Each record should be copied exactly into the answer, and no picture should go with it.

Recorded data:
↓↓↓

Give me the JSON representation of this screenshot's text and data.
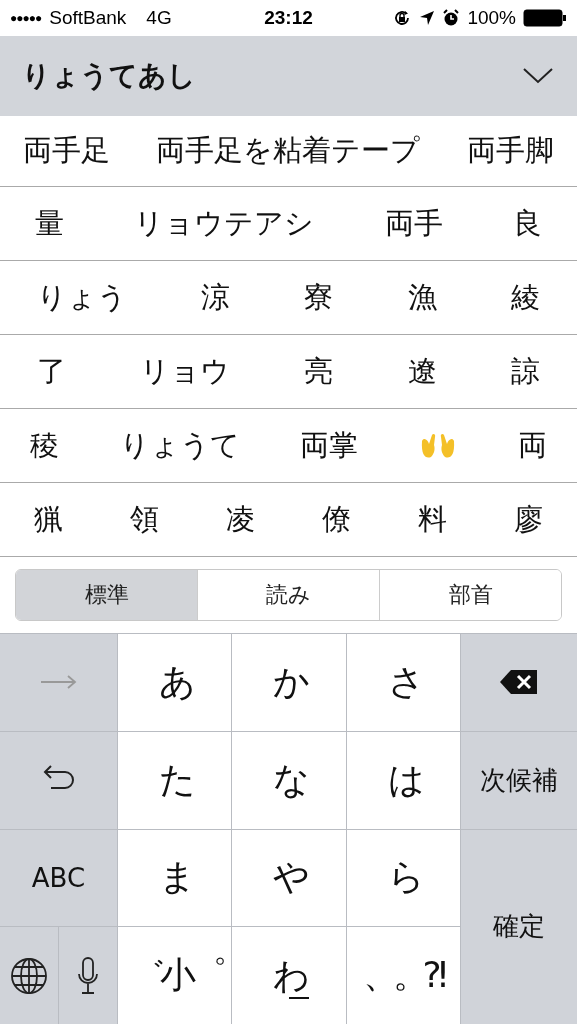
{
  "status_bar": {
    "signal_dots": "●●●●●",
    "carrier": "SoftBank",
    "network": "4G",
    "time": "23:12",
    "battery": "100%"
  },
  "header": {
    "reading": "りょうてあし"
  },
  "candidate_rows": [
    [
      {
        "kind": "text",
        "text": "両手足"
      },
      {
        "kind": "text",
        "text": "両手足を粘着テープ"
      },
      {
        "kind": "text",
        "text": "両手脚"
      }
    ],
    [
      {
        "kind": "text",
        "text": "量"
      },
      {
        "kind": "text",
        "text": "リョウテアシ"
      },
      {
        "kind": "text",
        "text": "両手"
      },
      {
        "kind": "text",
        "text": "良"
      }
    ],
    [
      {
        "kind": "text",
        "text": "りょう"
      },
      {
        "kind": "text",
        "text": "涼"
      },
      {
        "kind": "text",
        "text": "寮"
      },
      {
        "kind": "text",
        "text": "漁"
      },
      {
        "kind": "text",
        "text": "綾"
      }
    ],
    [
      {
        "kind": "text",
        "text": "了"
      },
      {
        "kind": "text",
        "text": "リョウ"
      },
      {
        "kind": "text",
        "text": "亮"
      },
      {
        "kind": "text",
        "text": "遼"
      },
      {
        "kind": "text",
        "text": "諒"
      }
    ],
    [
      {
        "kind": "text",
        "text": "稜"
      },
      {
        "kind": "text",
        "text": "りょうて"
      },
      {
        "kind": "text",
        "text": "両掌"
      },
      {
        "kind": "emoji"
      },
      {
        "kind": "text",
        "text": "両"
      }
    ],
    [
      {
        "kind": "text",
        "text": "猟"
      },
      {
        "kind": "text",
        "text": "領"
      },
      {
        "kind": "text",
        "text": "凌"
      },
      {
        "kind": "text",
        "text": "僚"
      },
      {
        "kind": "text",
        "text": "料"
      },
      {
        "kind": "text",
        "text": "廖"
      }
    ]
  ],
  "segments": [
    {
      "label": "標準",
      "selected": true
    },
    {
      "label": "読み",
      "selected": false
    },
    {
      "label": "部首",
      "selected": false
    }
  ],
  "keys": [
    {
      "kind": "arrow"
    },
    {
      "kind": "char",
      "label": "あ"
    },
    {
      "kind": "char",
      "label": "か"
    },
    {
      "kind": "char",
      "label": "さ"
    },
    {
      "kind": "backspace"
    },
    {
      "kind": "undo"
    },
    {
      "kind": "char",
      "label": "た"
    },
    {
      "kind": "char",
      "label": "な"
    },
    {
      "kind": "char",
      "label": "は"
    },
    {
      "kind": "func",
      "label": "次候補"
    },
    {
      "kind": "func",
      "label": "ABC"
    },
    {
      "kind": "char",
      "label": "ま"
    },
    {
      "kind": "char",
      "label": "や"
    },
    {
      "kind": "char",
      "label": "ら"
    },
    {
      "kind": "func",
      "label": "確定"
    },
    {
      "kind": "globe"
    },
    {
      "kind": "mic"
    },
    {
      "kind": "char",
      "label": "゛小゜"
    },
    {
      "kind": "space",
      "label": "わ"
    },
    {
      "kind": "char",
      "label": "、。?!"
    }
  ]
}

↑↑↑

SOLUTION:
Give me the JSON representation of this screenshot's text and data.
{
  "status_bar": {
    "signal_dots": "●●●●●",
    "carrier": "SoftBank",
    "network": "4G",
    "time": "23:12",
    "battery": "100%"
  },
  "header": {
    "reading": "りょうてあし"
  },
  "candidate_rows": [
    [
      {
        "kind": "text",
        "text": "両手足"
      },
      {
        "kind": "text",
        "text": "両手足を粘着テープ"
      },
      {
        "kind": "text",
        "text": "両手脚"
      }
    ],
    [
      {
        "kind": "text",
        "text": "量"
      },
      {
        "kind": "text",
        "text": "リョウテアシ"
      },
      {
        "kind": "text",
        "text": "両手"
      },
      {
        "kind": "text",
        "text": "良"
      }
    ],
    [
      {
        "kind": "text",
        "text": "りょう"
      },
      {
        "kind": "text",
        "text": "涼"
      },
      {
        "kind": "text",
        "text": "寮"
      },
      {
        "kind": "text",
        "text": "漁"
      },
      {
        "kind": "text",
        "text": "綾"
      }
    ],
    [
      {
        "kind": "text",
        "text": "了"
      },
      {
        "kind": "text",
        "text": "リョウ"
      },
      {
        "kind": "text",
        "text": "亮"
      },
      {
        "kind": "text",
        "text": "遼"
      },
      {
        "kind": "text",
        "text": "諒"
      }
    ],
    [
      {
        "kind": "text",
        "text": "稜"
      },
      {
        "kind": "text",
        "text": "りょうて"
      },
      {
        "kind": "text",
        "text": "両掌"
      },
      {
        "kind": "emoji"
      },
      {
        "kind": "text",
        "text": "両"
      }
    ],
    [
      {
        "kind": "text",
        "text": "猟"
      },
      {
        "kind": "text",
        "text": "領"
      },
      {
        "kind": "text",
        "text": "凌"
      },
      {
        "kind": "text",
        "text": "僚"
      },
      {
        "kind": "text",
        "text": "料"
      },
      {
        "kind": "text",
        "text": "廖"
      }
    ]
  ],
  "segments": [
    {
      "label": "標準",
      "selected": true
    },
    {
      "label": "読み",
      "selected": false
    },
    {
      "label": "部首",
      "selected": false
    }
  ],
  "keys": [
    {
      "kind": "arrow"
    },
    {
      "kind": "char",
      "label": "あ"
    },
    {
      "kind": "char",
      "label": "か"
    },
    {
      "kind": "char",
      "label": "さ"
    },
    {
      "kind": "backspace"
    },
    {
      "kind": "undo"
    },
    {
      "kind": "char",
      "label": "た"
    },
    {
      "kind": "char",
      "label": "な"
    },
    {
      "kind": "char",
      "label": "は"
    },
    {
      "kind": "func",
      "label": "次候補"
    },
    {
      "kind": "func",
      "label": "ABC"
    },
    {
      "kind": "char",
      "label": "ま"
    },
    {
      "kind": "char",
      "label": "や"
    },
    {
      "kind": "char",
      "label": "ら"
    },
    {
      "kind": "func",
      "label": "確定"
    },
    {
      "kind": "globe"
    },
    {
      "kind": "mic"
    },
    {
      "kind": "char",
      "label": "゛小゜"
    },
    {
      "kind": "space",
      "label": "わ"
    },
    {
      "kind": "char",
      "label": "、。?!"
    }
  ]
}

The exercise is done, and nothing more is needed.